There have also been fully dystopian science fiction societies where all people's physical needs are provided for by machines, but this causes humans to become overly docile, uncreative and incurious. Examples include E. M. Forster's 1909 short story The Machine Stops and Arthur C. Clarke's 1956 novel The City and the Stars. "Riders of the Purple Wage", Philip José Farmer's dystopian 1967 science fiction novella also explores some ramifications of a future wherein technology allows everyone's desires to be met. In Stanislaw Lem's Cyberiad, a central motif is unbounded progress of technology. In The Highest Possible Level of Development civilization, the inhabitants have become passive, and the visitors have to shoo away machines trying to comfort them. In H.G. Wells' The Time Machine, the Time Traveller speculates, based on the Eloi, that mankind had been "armed with a perfected science" which reduced all dangers in nature, epitomised by the quote: "Strength is the outcome of need".

The recent Pixar film WALL-E can be argued to include an example of a post-scarcity dystopia.

See also[]

External links[]

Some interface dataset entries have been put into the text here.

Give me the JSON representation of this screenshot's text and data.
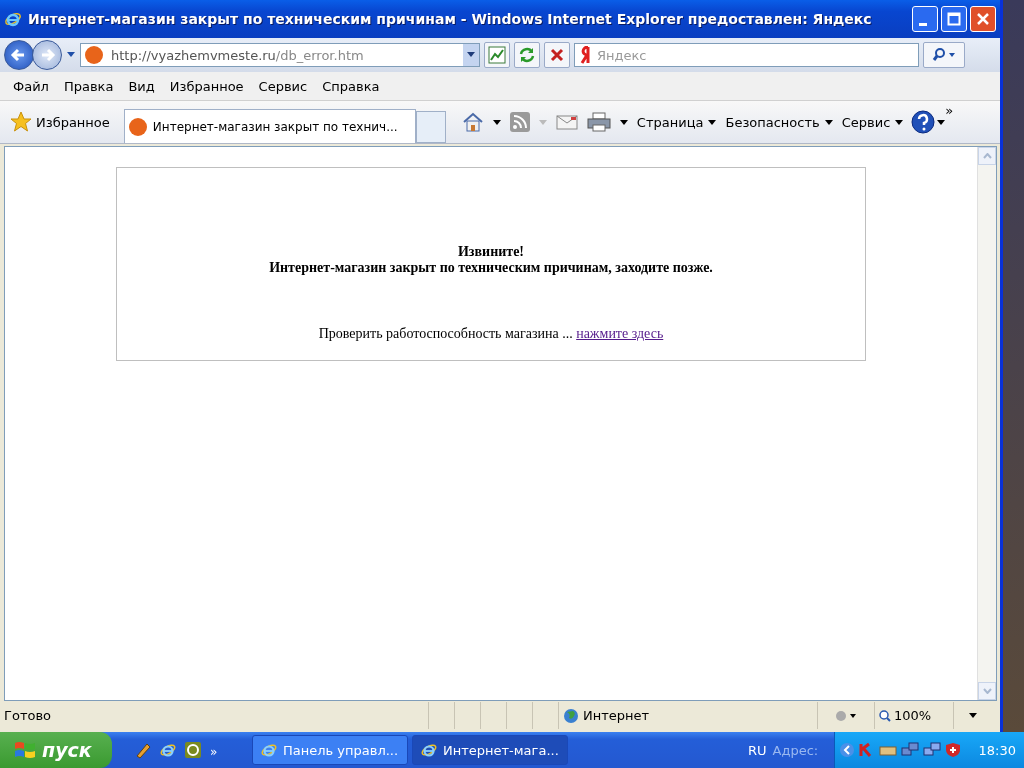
{
  "window": {
    "title": "Интернет-магазин закрыт по техническим причинам - Windows Internet Explorer предоставлен: Яндекс"
  },
  "address_bar": {
    "url_host": "http://vyazhemvmeste.ru",
    "url_path": "/db_error.htm",
    "search_placeholder": "Яндекс"
  },
  "menu": [
    "Файл",
    "Правка",
    "Вид",
    "Избранное",
    "Сервис",
    "Справка"
  ],
  "command_bar": {
    "favorites": "Избранное",
    "tab": {
      "label": "Интернет-магазин закрыт по технич...",
      "selected": true
    },
    "menus": [
      "Страница",
      "Безопасность",
      "Сервис"
    ],
    "more": "»"
  },
  "page": {
    "heading": "Извините!",
    "message": "Интернет-магазин закрыт по техническим причинам, заходите позже.",
    "check_text": "Проверить работоспособность магазина ...",
    "check_link": "нажмите здесь"
  },
  "status_bar": {
    "status": "Готово",
    "zone": "Интернет",
    "zoom": "100%"
  },
  "taskbar": {
    "start": "пуск",
    "more": "»",
    "tasks": [
      {
        "label": "Панель управл...",
        "selected": false
      },
      {
        "label": "Интернет-мага...",
        "selected": true
      }
    ],
    "language": "RU",
    "address_label": "Адрес:",
    "clock": "18:30"
  }
}
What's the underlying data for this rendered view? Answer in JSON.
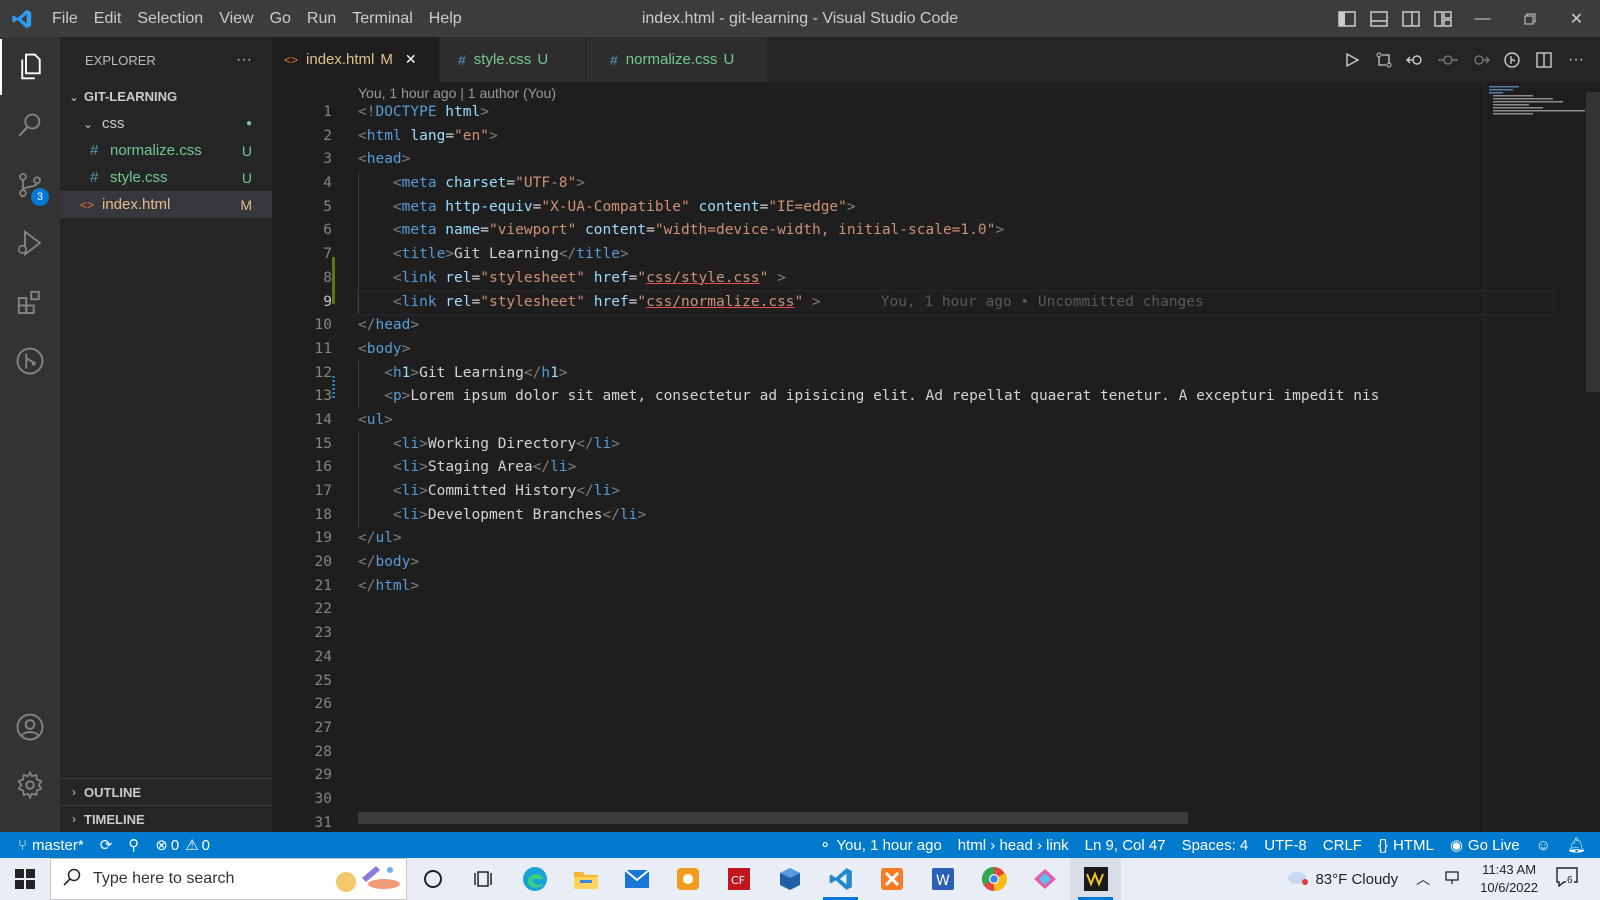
{
  "titlebar": {
    "menu": [
      "File",
      "Edit",
      "Selection",
      "View",
      "Go",
      "Run",
      "Terminal",
      "Help"
    ],
    "title": "index.html - git-learning - Visual Studio Code"
  },
  "activity": {
    "source_control_badge": "3"
  },
  "sidebar": {
    "header": "EXPLORER",
    "more": "···",
    "root": "GIT-LEARNING",
    "folder": "css",
    "files": [
      {
        "name": "normalize.css",
        "status": "U",
        "icon": "#"
      },
      {
        "name": "style.css",
        "status": "U",
        "icon": "#"
      },
      {
        "name": "index.html",
        "status": "M",
        "icon": "<>"
      }
    ],
    "outline": "OUTLINE",
    "timeline": "TIMELINE"
  },
  "tabs": [
    {
      "icon": "<>",
      "label": "index.html",
      "status": "M",
      "close": "✕"
    },
    {
      "icon": "#",
      "label": "style.css",
      "status": "U"
    },
    {
      "icon": "#",
      "label": "normalize.css",
      "status": "U"
    }
  ],
  "editor": {
    "codelens": "You, 1 hour ago | 1 author (You)",
    "blame": "You, 1 hour ago • Uncommitted changes",
    "line_numbers": [
      "1",
      "2",
      "3",
      "4",
      "5",
      "6",
      "7",
      "8",
      "9",
      "10",
      "11",
      "12",
      "13",
      "14",
      "15",
      "16",
      "17",
      "18",
      "19",
      "20",
      "21",
      "22",
      "23",
      "24",
      "25",
      "26",
      "27",
      "28",
      "29",
      "30",
      "31"
    ],
    "lines": [
      "<!DOCTYPE html>",
      "<html lang=\"en\">",
      "<head>",
      "    <meta charset=\"UTF-8\">",
      "    <meta http-equiv=\"X-UA-Compatible\" content=\"IE=edge\">",
      "    <meta name=\"viewport\" content=\"width=device-width, initial-scale=1.0\">",
      "    <title>Git Learning</title>",
      "    <link rel=\"stylesheet\" href=\"css/style.css\" >",
      "    <link rel=\"stylesheet\" href=\"css/normalize.css\" >",
      "</head>",
      "<body>",
      "   <h1>Git Learning</h1>",
      "   <p>Lorem ipsum dolor sit amet, consectetur ad ipisicing elit. Ad repellat quaerat tenetur. A excepturi impedit nis",
      "<ul>",
      "    <li>Working Directory</li>",
      "    <li>Staging Area</li>",
      "    <li>Committed History</li>",
      "    <li>Development Branches</li>",
      "</ul>",
      "</body>",
      "</html>"
    ]
  },
  "statusbar": {
    "branch": "master*",
    "problems_errors": "0",
    "problems_warnings": "0",
    "blame": "You, 1 hour ago",
    "breadcrumb": "html › head › link",
    "position": "Ln 9, Col 47",
    "spaces": "Spaces: 4",
    "encoding": "UTF-8",
    "eol": "CRLF",
    "language": "HTML",
    "golive": "Go Live"
  },
  "taskbar": {
    "search_placeholder": "Type here to search",
    "weather": "83°F  Cloudy",
    "time": "11:43 AM",
    "date": "10/6/2022",
    "notifications": "6"
  },
  "colors": {
    "accent": "#007acc",
    "modified": "#e2c08d",
    "untracked": "#73c991"
  }
}
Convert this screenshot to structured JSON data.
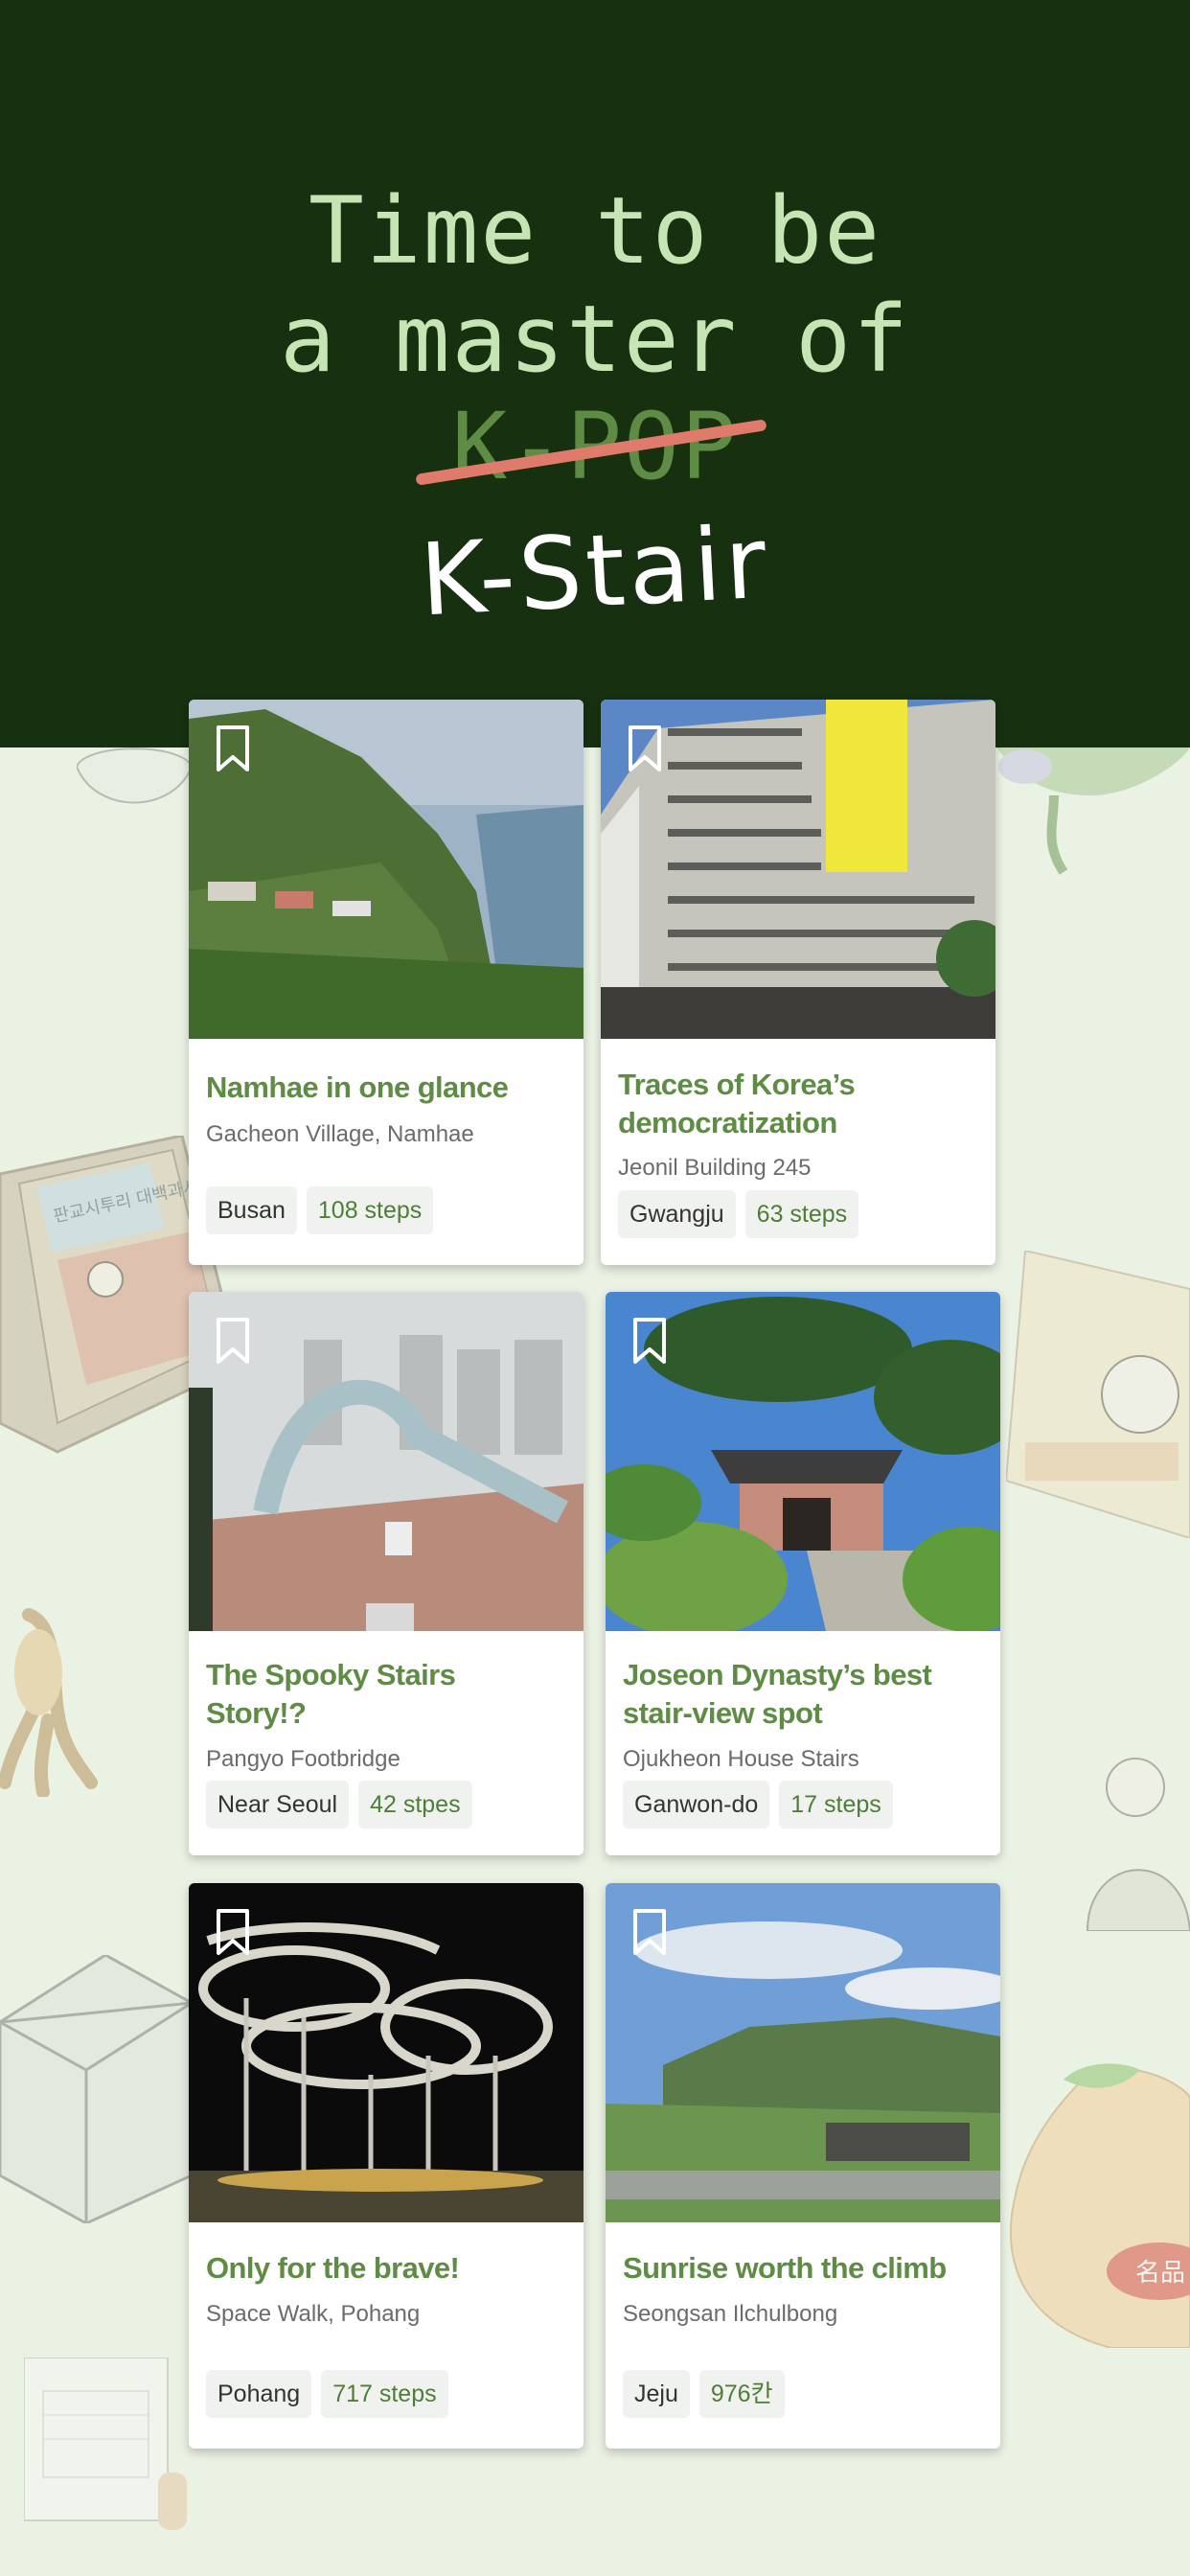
{
  "hero": {
    "line1": "Time to be",
    "line2": "a master of",
    "struck": "K-POP",
    "line4": "K-Stair"
  },
  "colors": {
    "hero_bg": "#163010",
    "page_bg": "#eaf2e4",
    "title_green": "#5e8c45",
    "strike_red": "#e07b6b"
  },
  "cards": [
    {
      "title_lines": [
        "Namhae in one glance"
      ],
      "subtitle": "Gacheon Village, Namhae",
      "region": "Busan",
      "steps": "108 steps"
    },
    {
      "title_lines": [
        "Traces of Korea’s",
        "democratization"
      ],
      "subtitle": "Jeonil Building 245",
      "region": "Gwangju",
      "steps": "63 steps"
    },
    {
      "title_lines": [
        "The Spooky Stairs",
        "Story!?"
      ],
      "subtitle": "Pangyo Footbridge",
      "region": "Near Seoul",
      "steps": "42 stpes"
    },
    {
      "title_lines": [
        "Joseon Dynasty’s best",
        "stair-view spot"
      ],
      "subtitle": "Ojukheon House Stairs",
      "region": "Ganwon-do",
      "steps": "17 steps"
    },
    {
      "title_lines": [
        "Only for the brave!"
      ],
      "subtitle": "Space Walk, Pohang",
      "region": "Pohang",
      "steps": "717 steps"
    },
    {
      "title_lines": [
        "Sunrise worth the climb"
      ],
      "subtitle": "Seongsan Ilchulbong",
      "region": "Jeju",
      "steps": "976칸"
    }
  ],
  "decorations": {
    "book_title": "판교시투리 대백과사전",
    "badge": "名品"
  },
  "icons": [
    "bookmark-icon"
  ]
}
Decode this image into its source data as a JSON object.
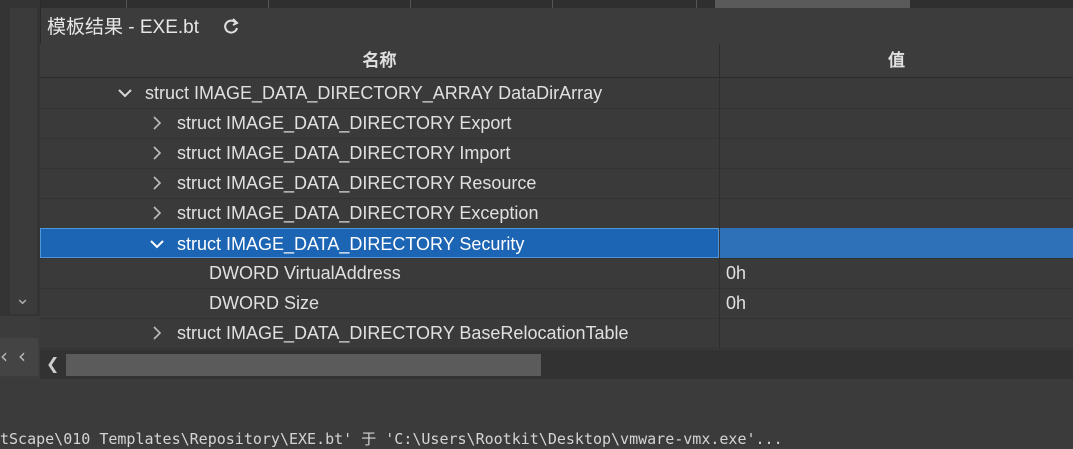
{
  "panel": {
    "title": "模板结果 - EXE.bt",
    "refresh_icon": "refresh-icon"
  },
  "columns": {
    "name": "名称",
    "value": "值"
  },
  "rows": [
    {
      "label": "struct IMAGE_DATA_DIRECTORY_ARRAY DataDirArray",
      "value": "",
      "expanded": true
    },
    {
      "label": "struct IMAGE_DATA_DIRECTORY Export",
      "value": "",
      "expanded": false
    },
    {
      "label": "struct IMAGE_DATA_DIRECTORY Import",
      "value": "",
      "expanded": false
    },
    {
      "label": "struct IMAGE_DATA_DIRECTORY Resource",
      "value": "",
      "expanded": false
    },
    {
      "label": "struct IMAGE_DATA_DIRECTORY Exception",
      "value": "",
      "expanded": false
    },
    {
      "label": "struct IMAGE_DATA_DIRECTORY Security",
      "value": "",
      "expanded": true,
      "selected": true
    },
    {
      "label": "DWORD VirtualAddress",
      "value": "0h"
    },
    {
      "label": "DWORD Size",
      "value": "0h"
    },
    {
      "label": "struct IMAGE_DATA_DIRECTORY BaseRelocationTable",
      "value": "",
      "expanded": false
    }
  ],
  "status": {
    "text": "tScape\\010 Templates\\Repository\\EXE.bt' 于 'C:\\Users\\Rootkit\\Desktop\\vmware-vmx.exe'..."
  },
  "colors": {
    "selection": "#1c64b4",
    "selection_value": "#2e71b8",
    "background": "#3a3a3a"
  }
}
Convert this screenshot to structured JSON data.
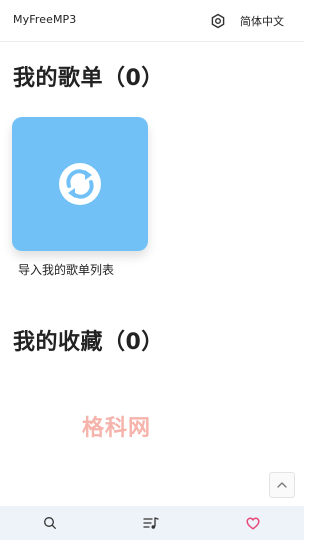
{
  "header": {
    "app_title": "MyFreeMP3",
    "language": "简体中文",
    "settings_icon": "gear-hexagon-icon"
  },
  "playlists": {
    "title": "我的歌单（0）",
    "import_card": {
      "icon": "sync-arrows-icon",
      "label": "导入我的歌单列表",
      "color": "#71c1f7"
    }
  },
  "favorites": {
    "title": "我的收藏（0）"
  },
  "watermark": "格科网",
  "scroll_top_icon": "chevron-up-icon",
  "bottom_nav": {
    "items": [
      {
        "name": "search",
        "icon": "search-icon"
      },
      {
        "name": "playlist",
        "icon": "music-list-icon"
      },
      {
        "name": "favorite",
        "icon": "heart-icon",
        "active": true,
        "color": "#e64a7a"
      }
    ]
  }
}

  1. Lionel Robbins. "An Essay on the Nature and Significance of Economic Science". Macmillan and Co., Limited. 1945. url = p. 16
  2. 2.0 2.1 2.2 Engines of Creation (full text online, see also Engines of Creation) - Drexler, Eric K., Anchor Books, 1986
  3. GNU Manifesto (full text online, see also GNU Manifesto) - Stallman, Richard; Dr. Dobb's Journal, March 1985
  4. The Gift Economy - Vaughan, Genevieve, Ms. magazine, 1990
  5. The Hacker Culture as Gift Economy (full text online, see also Homesteading the Noosphere) - Raymond, Eric S., April 1998
  6.,_Frederick Soddy, Frederick - Encyclopedia of Earth
  7. 7.0 7.1 Various novels set in the 'The Culture' universe - Banks, Ian M.; 1987-2000
  8. Various novels from the 'Ringworld' series - Larry Niven; 1970-2004
  9. Patricia Muir. "Cornucopian versus New Malthusian perspectives". 2007-11-01. url =